Davies and his wife returned to Minden in mid-May for school graduations, but Davies died suddenly on Tuesday, May 26, 1908, from what was described as a "malignant attack of yellow jaundice."
The local School Board moved promptly to fill the vacancy as the coming changes in requirements for Superintendent were in the forefront of their minds.
There was a loophole in the standards to take effect in the fall, a Superintendent currently holding office when the new rules took effect was "grandfathered" into the job, and not required to meet and state-imposed standards.
Wishing to maintain what they saw as complete local control, the board moved rapidly and hired Thomas M. Fuller, a prominent local man, who of late had been serving as teacher and principal at Sibley.
The board discussed making a permanent choice for the office in the fall, but most assumed that Fuller would retain the position.
By mid-summer, local political concerns entered the picture.
Fuller had long been active in politics having been formerly a State Senator for two terms. As such, he had political enemies who did not want to see him in the job.
They objected to the board making Fuller's appointment permanent, citing the same claim that local school officials were making against Aswell's requirements, that the board was ignoring the will of the people.
The controversy over Fuller's role became more intense when his initial financial report to the School Board, in July 1908, indicated some problems in administration of the school system.
There had been no graft or intentional mishandling of funds, but Fuller's report indicated that because of lax oversight, the apportionment of funding for schools had not been handled correctly.
Several schools, most notably the Yellow Pine school south of Sibley, had been shorted a sizeable portion of the annual appropriation for several years.
This revelation increased public demand for a better administration of the schools, while the manner in which Fuller revealed the information fanned the fiery rhetoric of his detractors.
Fuller had issued a statement that seemed to take full credit for the audit of schools finances.

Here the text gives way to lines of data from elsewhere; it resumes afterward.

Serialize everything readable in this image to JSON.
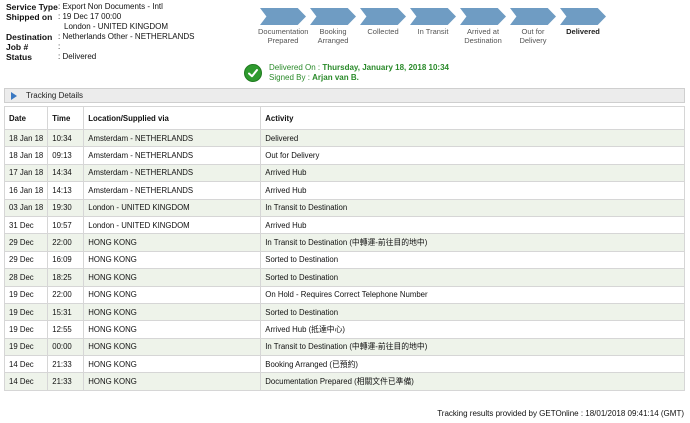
{
  "shipment": {
    "service_type_label": "Service Type",
    "service_type": ": Export Non Documents - Intl",
    "shipped_on_label": "Shipped on",
    "shipped_on": ": 19 Dec 17 00:00",
    "origin": "London - UNITED KINGDOM",
    "destination_label": "Destination",
    "destination": ": Netherlands Other - NETHERLANDS",
    "job_label": "Job #",
    "job": ":",
    "status_label": "Status",
    "status": ": Delivered"
  },
  "steps": [
    {
      "label": "Documentation Prepared",
      "active": false
    },
    {
      "label": "Booking Arranged",
      "active": false
    },
    {
      "label": "Collected",
      "active": false
    },
    {
      "label": "In Transit",
      "active": false
    },
    {
      "label": "Arrived at Destination",
      "active": false
    },
    {
      "label": "Out for Delivery",
      "active": false
    },
    {
      "label": "Delivered",
      "active": true
    }
  ],
  "delivery": {
    "delivered_on_label": "Delivered On :",
    "delivered_on": "Thursday, January 18, 2018 10:34",
    "signed_by_label": "Signed By :",
    "signed_by": "Arjan van B."
  },
  "tracking": {
    "title": "Tracking Details",
    "columns": [
      "Date",
      "Time",
      "Location/Supplied via",
      "Activity"
    ],
    "rows": [
      [
        "18 Jan 18",
        "10:34",
        "Amsterdam - NETHERLANDS",
        "Delivered"
      ],
      [
        "18 Jan 18",
        "09:13",
        "Amsterdam - NETHERLANDS",
        "Out for Delivery"
      ],
      [
        "17 Jan 18",
        "14:34",
        "Amsterdam - NETHERLANDS",
        "Arrived Hub"
      ],
      [
        "16 Jan 18",
        "14:13",
        "Amsterdam - NETHERLANDS",
        "Arrived Hub"
      ],
      [
        "03 Jan 18",
        "19:30",
        "London - UNITED KINGDOM",
        "In Transit to Destination"
      ],
      [
        "31 Dec",
        "10:57",
        "London - UNITED KINGDOM",
        "Arrived Hub"
      ],
      [
        "29 Dec",
        "22:00",
        "HONG KONG",
        "In Transit to Destination (中轉運-前往目的地中)"
      ],
      [
        "29 Dec",
        "16:09",
        "HONG KONG",
        "Sorted to Destination"
      ],
      [
        "28 Dec",
        "18:25",
        "HONG KONG",
        "Sorted to Destination"
      ],
      [
        "19 Dec",
        "22:00",
        "HONG KONG",
        "On Hold - Requires Correct Telephone Number"
      ],
      [
        "19 Dec",
        "15:31",
        "HONG KONG",
        "Sorted to Destination"
      ],
      [
        "19 Dec",
        "12:55",
        "HONG KONG",
        "Arrived Hub (抵達中心)"
      ],
      [
        "19 Dec",
        "00:00",
        "HONG KONG",
        "In Transit to Destination (中轉運-前往目的地中)"
      ],
      [
        "14 Dec",
        "21:33",
        "HONG KONG",
        "Booking Arranged (已預約)"
      ],
      [
        "14 Dec",
        "21:33",
        "HONG KONG",
        "Documentation Prepared (相關文件已準備)"
      ]
    ]
  },
  "footer": "Tracking results provided by GETOnline : 18/01/2018 09:41:14 (GMT)",
  "colors": {
    "step_arrow": "#6f9cc3",
    "delivered_green": "#2a8a2a",
    "row_alt": "#eef3ea"
  }
}
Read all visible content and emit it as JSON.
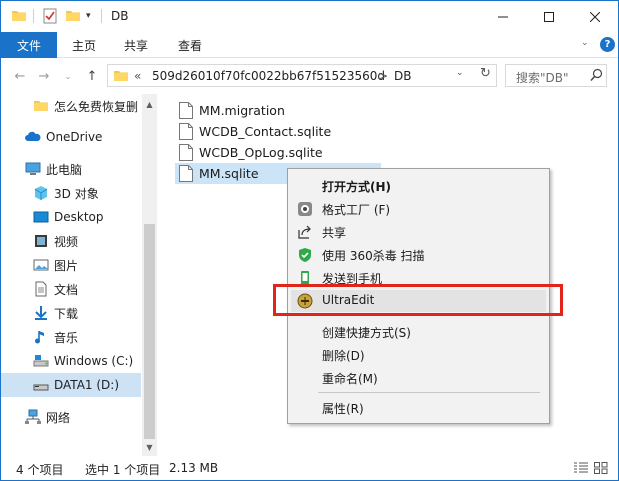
{
  "window": {
    "title": "DB"
  },
  "ribbon": {
    "tabs": [
      {
        "label": "文件",
        "active": true
      },
      {
        "label": "主页"
      },
      {
        "label": "共享"
      },
      {
        "label": "查看"
      }
    ]
  },
  "address": {
    "overflow": "«",
    "segments": [
      "509d26010f70fc0022bb67f51523560d",
      "DB"
    ],
    "separator": ">"
  },
  "search": {
    "placeholder": "搜索\"DB\""
  },
  "nav": {
    "items": [
      {
        "label": "怎么免费恢复删",
        "icon": "folder-icon"
      },
      {
        "label": "OneDrive",
        "icon": "cloud-icon"
      },
      {
        "label": "此电脑",
        "icon": "computer-icon"
      },
      {
        "label": "3D 对象",
        "icon": "cube-icon"
      },
      {
        "label": "Desktop",
        "icon": "desktop-icon"
      },
      {
        "label": "视频",
        "icon": "video-icon"
      },
      {
        "label": "图片",
        "icon": "picture-icon"
      },
      {
        "label": "文档",
        "icon": "document-icon"
      },
      {
        "label": "下载",
        "icon": "download-icon"
      },
      {
        "label": "音乐",
        "icon": "music-icon"
      },
      {
        "label": "Windows (C:)",
        "icon": "drive-icon"
      },
      {
        "label": "DATA1 (D:)",
        "icon": "drive-icon",
        "selected": true
      },
      {
        "label": "网络",
        "icon": "network-icon"
      }
    ]
  },
  "files": [
    {
      "name": "MM.migration"
    },
    {
      "name": "WCDB_Contact.sqlite"
    },
    {
      "name": "WCDB_OpLog.sqlite"
    },
    {
      "name": "MM.sqlite",
      "selected": true
    }
  ],
  "context_menu": {
    "items": [
      {
        "label": "打开方式(H)",
        "bold": true
      },
      {
        "label": "格式工厂 (F)",
        "icon": "format-factory-icon"
      },
      {
        "label": "共享",
        "icon": "share-icon"
      },
      {
        "label": "使用 360杀毒 扫描",
        "icon": "shield-360-icon"
      },
      {
        "label": "发送到手机",
        "icon": "send-phone-icon"
      },
      {
        "label": "UltraEdit",
        "icon": "ultraedit-icon",
        "hover": true
      },
      {
        "label": "创建快捷方式(S)"
      },
      {
        "label": "删除(D)"
      },
      {
        "label": "重命名(M)"
      },
      {
        "label": "属性(R)"
      }
    ]
  },
  "status": {
    "count": "4 个项目",
    "selection": "选中 1 个项目",
    "size": "2.13 MB"
  },
  "colors": {
    "accent": "#1a73c9",
    "selection": "#cce4f7",
    "highlight": "#e0251b"
  }
}
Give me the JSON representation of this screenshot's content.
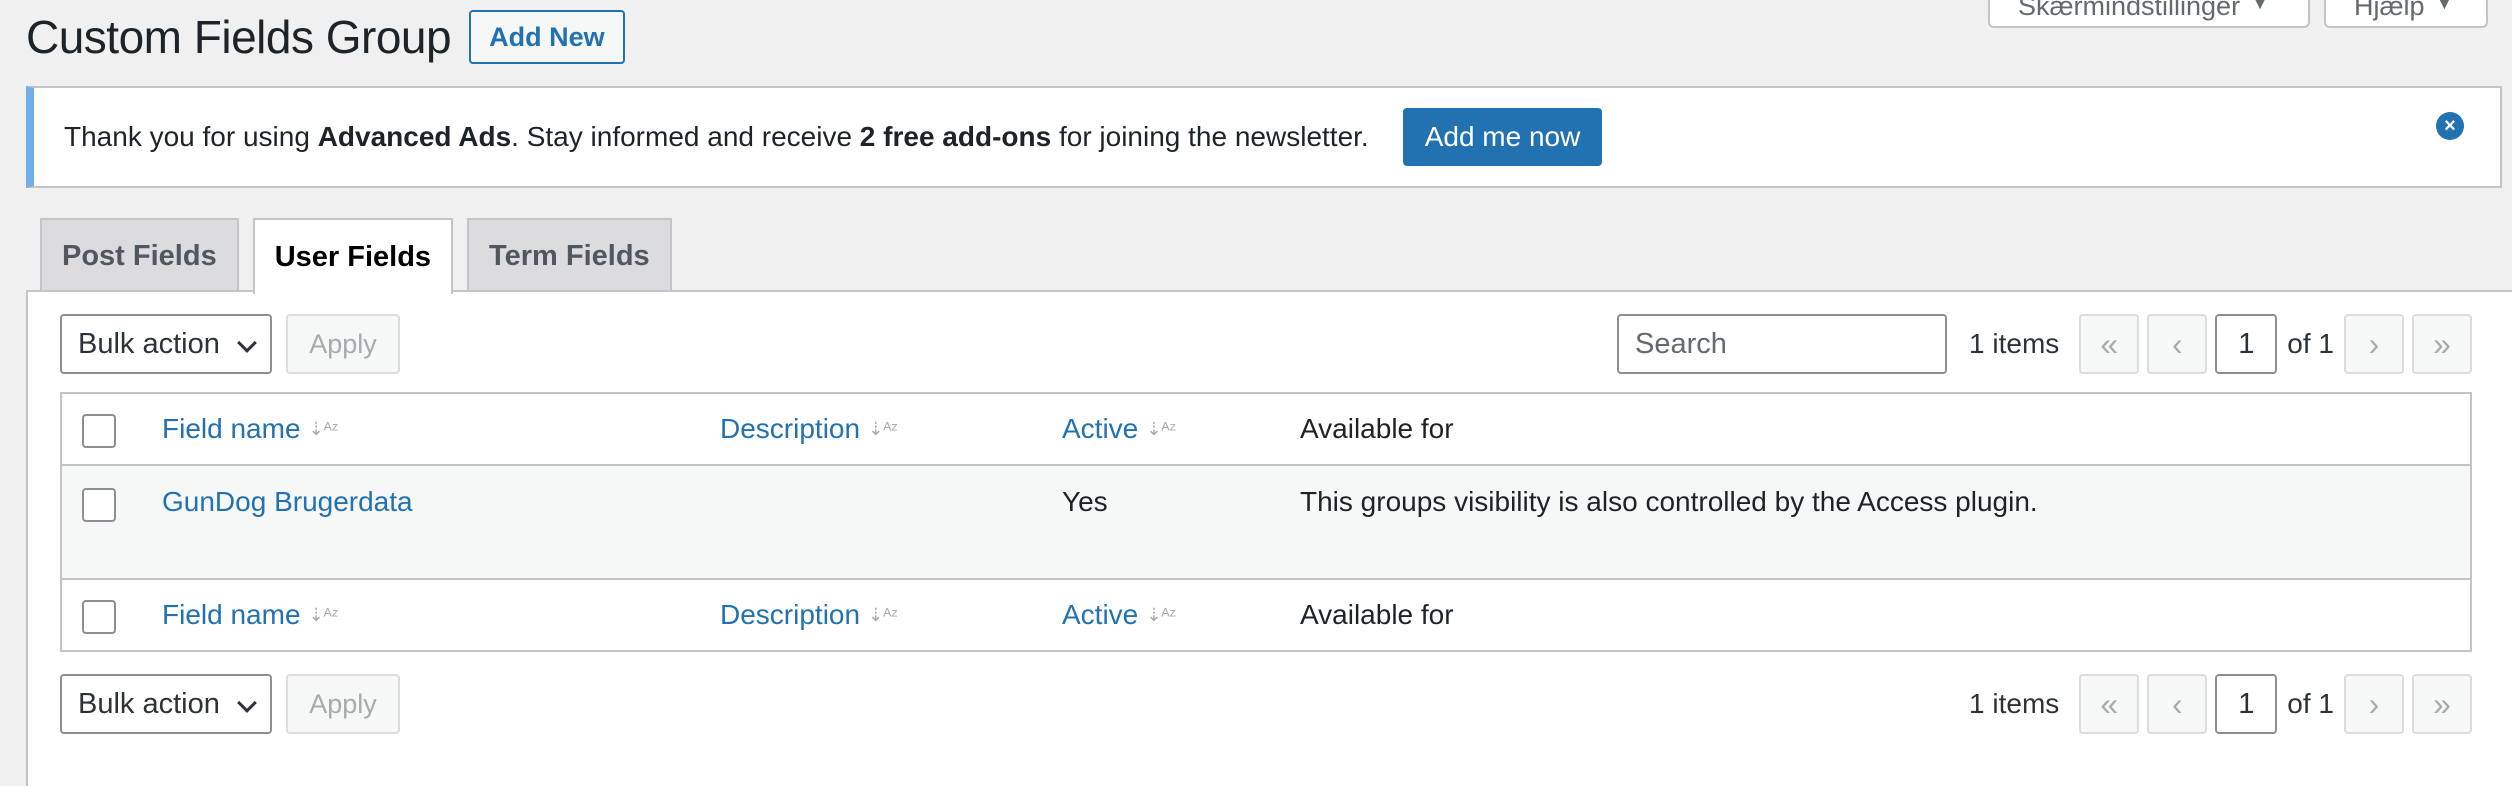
{
  "screen_meta": {
    "screen_options": "Skærmindstillinger",
    "help": "Hjælp"
  },
  "page": {
    "title": "Custom Fields Group",
    "add_new": "Add New"
  },
  "notice": {
    "text_before": "Thank you for using ",
    "brand": "Advanced Ads",
    "text_middle": ". Stay informed and receive ",
    "highlight": "2 free add-ons",
    "text_after": " for joining the newsletter.",
    "button": "Add me now",
    "close_icon": "close-circle-icon"
  },
  "tabs": [
    {
      "label": "Post Fields",
      "active": false
    },
    {
      "label": "User Fields",
      "active": true
    },
    {
      "label": "Term Fields",
      "active": false
    }
  ],
  "tablenav": {
    "bulk_action": "Bulk action",
    "apply": "Apply",
    "search_placeholder": "Search",
    "items_count": "1 items",
    "first": "«",
    "prev": "‹",
    "current_page": "1",
    "of_pages": "of 1",
    "next": "›",
    "last": "»"
  },
  "columns": {
    "field_name": "Field name",
    "description": "Description",
    "active": "Active",
    "available_for": "Available for"
  },
  "rows": [
    {
      "field_name": "GunDog Brugerdata",
      "description": "",
      "active": "Yes",
      "available_for": "This groups visibility is also controlled by the Access plugin."
    }
  ],
  "colors": {
    "accent": "#2271b1",
    "notice_border": "#72aee6",
    "background": "#f0f0f1"
  }
}
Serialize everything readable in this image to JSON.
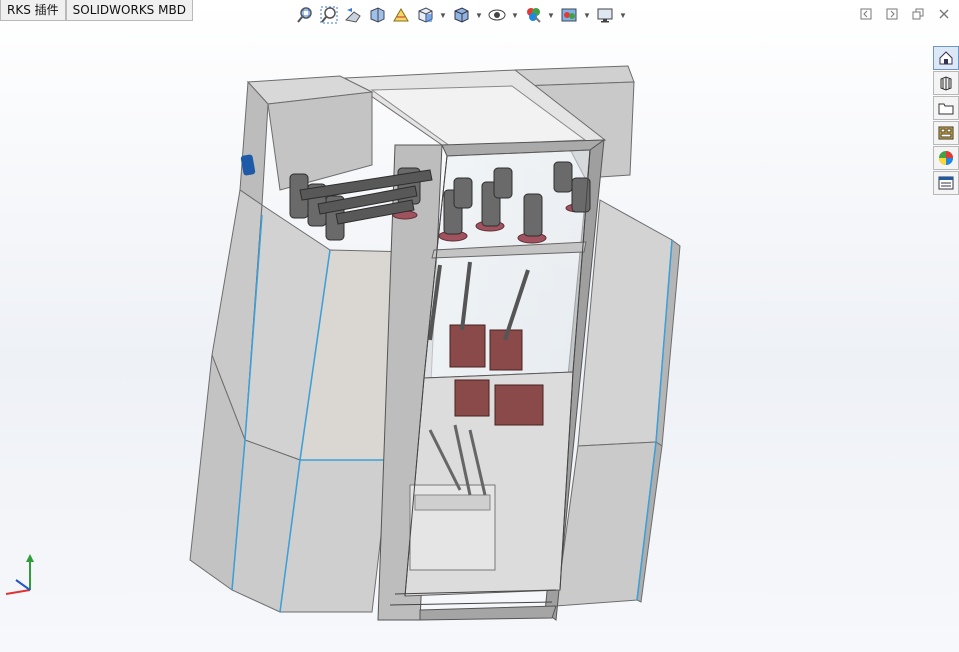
{
  "tabs": [
    {
      "label": "RKS 插件",
      "active": false
    },
    {
      "label": "SOLIDWORKS MBD",
      "active": false
    }
  ],
  "heads_up_toolbar": {
    "icons": [
      "zoom-to-fit-icon",
      "zoom-to-area-icon",
      "previous-view-icon",
      "section-view-icon",
      "dynamic-annotation-icon",
      "view-orientation-icon",
      "display-style-icon",
      "hide-show-items-icon",
      "edit-appearance-icon",
      "apply-scene-icon",
      "view-settings-icon"
    ]
  },
  "window_controls": {
    "icons": [
      "restore-left-icon",
      "restore-right-icon",
      "restore-window-icon",
      "close-icon"
    ]
  },
  "task_pane": {
    "icons": [
      "solidworks-resources-icon",
      "design-library-icon",
      "file-explorer-icon",
      "view-palette-icon",
      "appearances-scenes-icon",
      "custom-properties-icon"
    ],
    "active_index": 0
  },
  "colors": {
    "panel_light": "#dcdcdc",
    "panel_mid": "#c8c8c8",
    "panel_dark": "#a9a9a9",
    "edge_blue": "#3aa0d8",
    "bushing_red": "#a0525e",
    "cable_dark": "#4a4a4a",
    "ct_red": "#8a4a4a",
    "frame_grey": "#9a9a9a"
  },
  "triad": {
    "axes": [
      "x",
      "y",
      "z"
    ]
  }
}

Letters to both the Webster Signal and the Minden Democrat pointed out that the School Board had ordered the examination and that Fuller was attempting to paint himself the hero, when he was merely a part of the project.
At this point, the Democratic Committee of Webster Parish, along with the School Board crafted a unique plan.
This plan, it was felt, would not only assure the input of the voters in determining the new Superintendent, but also send a strong statement to Baton Rouge as to the way Webster Parish felt about Aswell's qualification standards.
The Democratic Committee announced it would be holding a party primary election for the office of Superintendent of Education.
Although the job was not elective in nature, the party planned to use the primary as a measure of demonstrating which candidate the Democratic voters of Webster Parish felt was best able to lead their schools.
Since there were few, if any, registered Republicans in Webster Parish in 1908, the plan was not met with objection by the voters.
The state did not have to pay for the election, as it would be strictly a party project, and in those days of paper ballots, the expense was minimal. The lynchpin of the plan, however, was the cooperation of the School Board.
In a formal vote the Board agreed to accept whomever was chosen by the voters in the primary as their choice for Superintendent.
Most assumed that Fuller would be the choice, but this was the Board's way of deflecting possible criticism about its handling of the task, while also making a statement about the doctrine of local control over the schools.
In next week's Echo of our Past, we will examine the course of that campaign and aftermath of the unique election of Tuesday, September 1, 1908. The only time in local history when the voters had their direct say on the choice of Superintendent of Schools for Webster Parish.
John Agan is a local historian, an instructor at Bossier Parish Community College and a published author. His column appears Fridays in the Minden Press-Herald.